The next night, Ella has to have dinner with her dad. Wearing a fancy dress. Obviously, this is not going to go well.
Sir Peter is drinking wine out of a pimpin' glass goblet. He holds it up so Ella can admire it, but she refuses to say anything beyond "it's pretty" since she knows he'll probably just sell it.
He thinks maybe she'll appreciate the goblet more if she sips wine from it. She starts to reach for it, then gets tripped up in her dress, and the goblet breaks and spills wine everywhere. D'oh.
Ella apologizes. Her dad snaps at her, then calms down and says they'll reconvene for dinner when they change their wine-stained clothes.
Sir Peter says it's his fault that she's grown up to be an oaf, since he neglected her (duh).
But this is going to have to change, since someday he'll want to take her into civilized company.

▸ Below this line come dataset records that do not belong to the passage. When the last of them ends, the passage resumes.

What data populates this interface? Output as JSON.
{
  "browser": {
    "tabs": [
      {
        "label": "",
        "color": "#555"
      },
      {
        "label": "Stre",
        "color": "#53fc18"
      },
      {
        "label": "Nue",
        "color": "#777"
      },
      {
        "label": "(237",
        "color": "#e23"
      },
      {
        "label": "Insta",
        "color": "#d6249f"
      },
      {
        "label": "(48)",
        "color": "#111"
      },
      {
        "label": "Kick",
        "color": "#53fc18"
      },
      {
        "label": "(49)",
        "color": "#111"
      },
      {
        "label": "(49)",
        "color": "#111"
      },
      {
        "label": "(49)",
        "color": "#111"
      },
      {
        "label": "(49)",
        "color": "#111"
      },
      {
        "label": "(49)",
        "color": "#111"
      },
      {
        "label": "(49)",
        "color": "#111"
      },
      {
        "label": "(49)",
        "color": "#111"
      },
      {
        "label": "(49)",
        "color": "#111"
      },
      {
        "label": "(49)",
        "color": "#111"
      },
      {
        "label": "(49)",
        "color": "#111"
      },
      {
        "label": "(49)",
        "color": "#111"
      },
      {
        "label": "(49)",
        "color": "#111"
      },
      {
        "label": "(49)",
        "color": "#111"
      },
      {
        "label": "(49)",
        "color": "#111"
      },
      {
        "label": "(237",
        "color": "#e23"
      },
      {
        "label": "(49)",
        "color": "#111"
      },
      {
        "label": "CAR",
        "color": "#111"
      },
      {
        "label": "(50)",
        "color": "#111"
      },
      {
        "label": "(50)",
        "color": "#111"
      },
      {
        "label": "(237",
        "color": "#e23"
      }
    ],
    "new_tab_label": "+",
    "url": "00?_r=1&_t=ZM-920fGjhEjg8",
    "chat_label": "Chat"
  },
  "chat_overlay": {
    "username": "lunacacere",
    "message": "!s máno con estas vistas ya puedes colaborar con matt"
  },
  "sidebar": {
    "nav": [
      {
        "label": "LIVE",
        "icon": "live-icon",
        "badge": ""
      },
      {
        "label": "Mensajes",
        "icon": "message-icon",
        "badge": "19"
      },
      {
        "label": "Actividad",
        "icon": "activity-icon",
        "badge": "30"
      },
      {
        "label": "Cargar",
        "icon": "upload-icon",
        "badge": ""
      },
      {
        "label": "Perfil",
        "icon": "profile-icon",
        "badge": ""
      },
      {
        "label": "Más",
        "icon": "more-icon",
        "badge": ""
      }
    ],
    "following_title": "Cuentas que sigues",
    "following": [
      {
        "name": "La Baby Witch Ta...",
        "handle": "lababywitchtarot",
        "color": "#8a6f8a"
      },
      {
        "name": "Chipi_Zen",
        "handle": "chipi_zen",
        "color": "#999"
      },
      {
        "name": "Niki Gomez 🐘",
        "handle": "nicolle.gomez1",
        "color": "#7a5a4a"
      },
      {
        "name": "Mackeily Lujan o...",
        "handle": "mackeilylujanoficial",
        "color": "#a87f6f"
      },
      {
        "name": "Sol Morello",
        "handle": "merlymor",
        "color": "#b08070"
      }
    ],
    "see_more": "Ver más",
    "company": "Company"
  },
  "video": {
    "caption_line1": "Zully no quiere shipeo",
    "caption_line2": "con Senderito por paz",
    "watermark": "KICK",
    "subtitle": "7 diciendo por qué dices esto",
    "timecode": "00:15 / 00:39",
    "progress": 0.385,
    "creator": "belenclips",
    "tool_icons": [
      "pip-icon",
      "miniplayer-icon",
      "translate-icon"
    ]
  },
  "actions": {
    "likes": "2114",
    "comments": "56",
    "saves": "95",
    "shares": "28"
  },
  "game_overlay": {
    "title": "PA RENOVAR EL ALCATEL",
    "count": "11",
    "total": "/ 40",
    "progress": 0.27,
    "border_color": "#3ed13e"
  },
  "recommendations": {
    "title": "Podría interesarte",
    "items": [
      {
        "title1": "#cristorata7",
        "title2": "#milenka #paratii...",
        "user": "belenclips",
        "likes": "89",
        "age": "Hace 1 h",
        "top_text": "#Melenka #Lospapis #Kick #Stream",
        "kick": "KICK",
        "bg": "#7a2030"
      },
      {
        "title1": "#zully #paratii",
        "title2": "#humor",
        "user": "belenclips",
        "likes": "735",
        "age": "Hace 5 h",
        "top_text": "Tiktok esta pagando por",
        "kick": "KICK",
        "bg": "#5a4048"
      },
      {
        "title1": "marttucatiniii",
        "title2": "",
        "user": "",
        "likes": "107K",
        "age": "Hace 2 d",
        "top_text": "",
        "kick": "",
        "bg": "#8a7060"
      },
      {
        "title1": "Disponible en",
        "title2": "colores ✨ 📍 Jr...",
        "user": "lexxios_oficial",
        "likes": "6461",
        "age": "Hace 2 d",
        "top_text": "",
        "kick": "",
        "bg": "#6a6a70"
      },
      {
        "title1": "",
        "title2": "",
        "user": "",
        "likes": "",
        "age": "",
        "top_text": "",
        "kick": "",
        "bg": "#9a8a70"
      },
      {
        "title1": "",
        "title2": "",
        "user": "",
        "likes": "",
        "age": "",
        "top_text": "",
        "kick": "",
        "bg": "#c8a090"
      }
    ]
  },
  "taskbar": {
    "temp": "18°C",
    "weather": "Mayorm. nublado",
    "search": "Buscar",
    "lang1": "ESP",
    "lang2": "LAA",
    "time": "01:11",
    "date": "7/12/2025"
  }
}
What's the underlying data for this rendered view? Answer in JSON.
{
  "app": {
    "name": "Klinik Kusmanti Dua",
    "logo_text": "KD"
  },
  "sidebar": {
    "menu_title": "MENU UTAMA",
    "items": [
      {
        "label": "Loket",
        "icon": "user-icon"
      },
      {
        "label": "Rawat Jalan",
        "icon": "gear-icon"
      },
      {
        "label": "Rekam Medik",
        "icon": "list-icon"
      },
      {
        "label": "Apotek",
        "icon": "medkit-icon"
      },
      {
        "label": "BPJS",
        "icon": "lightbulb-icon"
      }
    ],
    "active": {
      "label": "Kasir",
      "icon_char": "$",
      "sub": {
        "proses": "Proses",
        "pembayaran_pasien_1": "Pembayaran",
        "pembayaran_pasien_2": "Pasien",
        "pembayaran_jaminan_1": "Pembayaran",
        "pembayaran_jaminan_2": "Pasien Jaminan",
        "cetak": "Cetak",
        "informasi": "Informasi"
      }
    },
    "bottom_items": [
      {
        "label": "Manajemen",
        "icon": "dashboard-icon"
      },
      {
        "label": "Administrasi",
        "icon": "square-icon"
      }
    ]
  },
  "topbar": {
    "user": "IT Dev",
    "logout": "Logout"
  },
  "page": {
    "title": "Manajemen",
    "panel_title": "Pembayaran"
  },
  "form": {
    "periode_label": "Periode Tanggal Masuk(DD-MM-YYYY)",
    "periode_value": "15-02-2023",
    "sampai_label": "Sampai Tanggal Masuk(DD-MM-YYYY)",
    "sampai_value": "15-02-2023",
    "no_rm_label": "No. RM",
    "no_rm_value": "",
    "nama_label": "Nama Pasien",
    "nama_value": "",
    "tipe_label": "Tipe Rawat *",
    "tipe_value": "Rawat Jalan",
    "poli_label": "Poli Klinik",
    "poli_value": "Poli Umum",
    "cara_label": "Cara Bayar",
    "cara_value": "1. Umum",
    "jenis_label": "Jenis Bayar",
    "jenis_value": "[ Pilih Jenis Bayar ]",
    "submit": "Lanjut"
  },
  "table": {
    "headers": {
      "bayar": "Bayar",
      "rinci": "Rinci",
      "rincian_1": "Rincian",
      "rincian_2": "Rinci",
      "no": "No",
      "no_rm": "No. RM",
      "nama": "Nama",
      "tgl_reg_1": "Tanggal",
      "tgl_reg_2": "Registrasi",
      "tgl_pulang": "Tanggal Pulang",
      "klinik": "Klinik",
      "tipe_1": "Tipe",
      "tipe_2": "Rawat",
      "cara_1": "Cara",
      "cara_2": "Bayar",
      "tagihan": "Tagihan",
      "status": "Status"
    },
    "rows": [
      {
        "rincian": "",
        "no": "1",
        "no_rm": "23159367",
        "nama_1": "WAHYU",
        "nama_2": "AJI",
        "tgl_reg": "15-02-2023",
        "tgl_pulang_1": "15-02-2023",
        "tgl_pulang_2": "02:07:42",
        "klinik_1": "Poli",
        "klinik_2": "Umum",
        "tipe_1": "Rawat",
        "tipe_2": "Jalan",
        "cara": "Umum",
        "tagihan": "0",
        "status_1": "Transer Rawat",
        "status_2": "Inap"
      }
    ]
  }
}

Ella protests that she doesn't like civilized company. Too bad—it might be important (for her dad) that civilized company like her. Therefore, off to finishing school with Ella.
She puts up a fight, but her dad lays down the law. See, he always gets his way, and things will go better for Ella if she doesn't fuss about it.
To Ella, Sir Peter seems like a carnival toy, a fist attached to a spring used to pummel puppets. (Something like this, maybe?) Ella doesn't know what'll happen if his spring uncoils, which is a scary thought. She relents.
Back in her room, Ella cuddles her dolls for comfort. Mandy comes in to give her tonic, a present, and some info about her presents.
First, the info: before Sir Peter married her mother, he was very sweet to her. He was also very poor. But now that he's rich, he's become kind of a jerk. Mandy cautions Ella to not let her father learn about the spell, since he'd use her.
Part one of the present is a book of fairy tales with beautiful illustrations.
Part two is her mom's necklace, a long woven thread of silver and pearls (made by gnomes). Mandy warns Ella to keep it hidden since it's valuable.